A humble crop-dusting plane named Dusty Crophopper (voiced by Dane Cook) aspires to be a racer and enters an around-the-world contest in this Disney spin-off of Pixar's Cars franchise. The movie earns a few bonus air miles with some exotic locales and a few genuinely funny moments, but a wartime flashback is a tad too grim for the presumably juvenile crowd. **
THE SMURFS 2
St. Vital, Towne. G. 105 minutes.
The Wizard Gargamel (Hank Azaria), needing some Smurf magic, conjures up a couple of Naughties (elfin Smurf-like entities of dishonest disposition) to kidnap Smurfette (Katy Perry). Filled with Smurf wholesomeness, Smurf puns and posi-Smurf messages about "never giving up on family," The Smurfs 2 still sucks Smurfberries. ** (Reviewed by Roger Moore)
McGillvray, Polo Park. 14A. 109 minutes.
A couple of bank robbers (Denzel Washington and Mark Wahlberg) accidentally steal $40 million from a small-town bank, leading to the slow unravelling of a massive conspiracy involving the DEA, the CIA, the navy and a Mexican drug cartels. It all feels like a '70s throwback (specifically recalling the '73 classic Charley Varrick) and Washington and Wahlberg have a bit of charisma, which helps with an otherwise rote action movie. ** 1/2
WE'RE THE MILLERS
Grant Park, Kildonan Place, McGillivray, Polo Park, St. Vital, Towne. 14A. 110 minutes.
Jason Sudeikis is a lowly pot dealer forced to assemble a bogus wholesome family to get a huge shipment of marijuana across the border from Mexico. A twist on the snobs-vs.-slobs comedy formula -- call it straights-vs.-reprobates -- this is a pleasingly raunchy summer farce with Sudeikis ideally cast as a lowlife with a wholesome facade and Jennifer Aniston gleefully tearing apart her Friends image as the sensible good girl, in the role of a desperate stripper at the end of her G-string. ***
Polo Park. 14A. 126 minutes.
The feral, adamantium-boned loner Logan (Hugh Jackman) is summoned to Japan by a man whose life he saved during the Second World War, only to find himself rendered physically vulnerable for the first time in his life. This gets points for going somewhere new in a superhero movie, where the norm is to get stuck in the fertile but familiar mud of the origin story. ***
THE WORLD'S END
Kildonan Place, McGillivray, Polo Park, St. Vital, Towne. 14A. 109 minutes.

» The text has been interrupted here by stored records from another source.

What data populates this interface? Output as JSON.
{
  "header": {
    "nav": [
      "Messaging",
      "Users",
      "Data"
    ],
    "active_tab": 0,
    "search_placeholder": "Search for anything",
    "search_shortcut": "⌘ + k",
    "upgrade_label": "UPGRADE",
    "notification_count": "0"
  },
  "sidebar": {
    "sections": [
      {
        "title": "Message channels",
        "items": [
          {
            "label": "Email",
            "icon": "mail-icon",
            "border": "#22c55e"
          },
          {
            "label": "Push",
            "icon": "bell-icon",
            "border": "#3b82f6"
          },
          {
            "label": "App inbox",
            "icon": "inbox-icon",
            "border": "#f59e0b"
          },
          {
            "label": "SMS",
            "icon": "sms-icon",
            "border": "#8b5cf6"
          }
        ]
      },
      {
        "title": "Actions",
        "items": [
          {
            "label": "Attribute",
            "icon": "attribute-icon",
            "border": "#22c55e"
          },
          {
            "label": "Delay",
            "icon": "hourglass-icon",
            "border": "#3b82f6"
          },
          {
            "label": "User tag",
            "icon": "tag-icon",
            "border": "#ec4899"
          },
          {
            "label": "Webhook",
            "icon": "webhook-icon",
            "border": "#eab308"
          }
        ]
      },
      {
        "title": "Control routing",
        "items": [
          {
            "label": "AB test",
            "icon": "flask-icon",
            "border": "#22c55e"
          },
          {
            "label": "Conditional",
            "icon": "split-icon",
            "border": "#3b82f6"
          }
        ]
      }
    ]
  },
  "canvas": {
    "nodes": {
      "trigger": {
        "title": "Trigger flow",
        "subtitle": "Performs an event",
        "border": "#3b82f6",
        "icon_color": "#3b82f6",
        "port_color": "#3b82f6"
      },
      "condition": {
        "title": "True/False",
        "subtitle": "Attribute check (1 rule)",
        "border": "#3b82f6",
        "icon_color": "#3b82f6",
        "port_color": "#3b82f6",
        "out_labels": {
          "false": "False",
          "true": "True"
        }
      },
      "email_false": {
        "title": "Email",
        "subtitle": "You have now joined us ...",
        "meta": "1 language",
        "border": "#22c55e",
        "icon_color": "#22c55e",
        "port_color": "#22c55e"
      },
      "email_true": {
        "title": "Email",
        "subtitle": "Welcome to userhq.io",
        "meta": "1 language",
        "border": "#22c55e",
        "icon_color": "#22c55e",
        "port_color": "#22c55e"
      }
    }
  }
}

The world ends not with a bang but a whimper and so too does director Edgar Wright's otherwise riotous "Cornetto trilogy" (also including Shaun of the Dead and Hot Fuzz). Simon Pegg stars as a stuck-in-the-past party animal who convinces four of his old mates to complete a 12-stop pub crawl unsuccessfully initiated in the '80s. Alas, the old hometown is now populated with robots. In the previous films, Wright and Pegg took the mickey out of genre movies and contemporary life. This movie, while not without some rewarding comic bits, indicates encroaching middle age has taken the mickey out of them. ***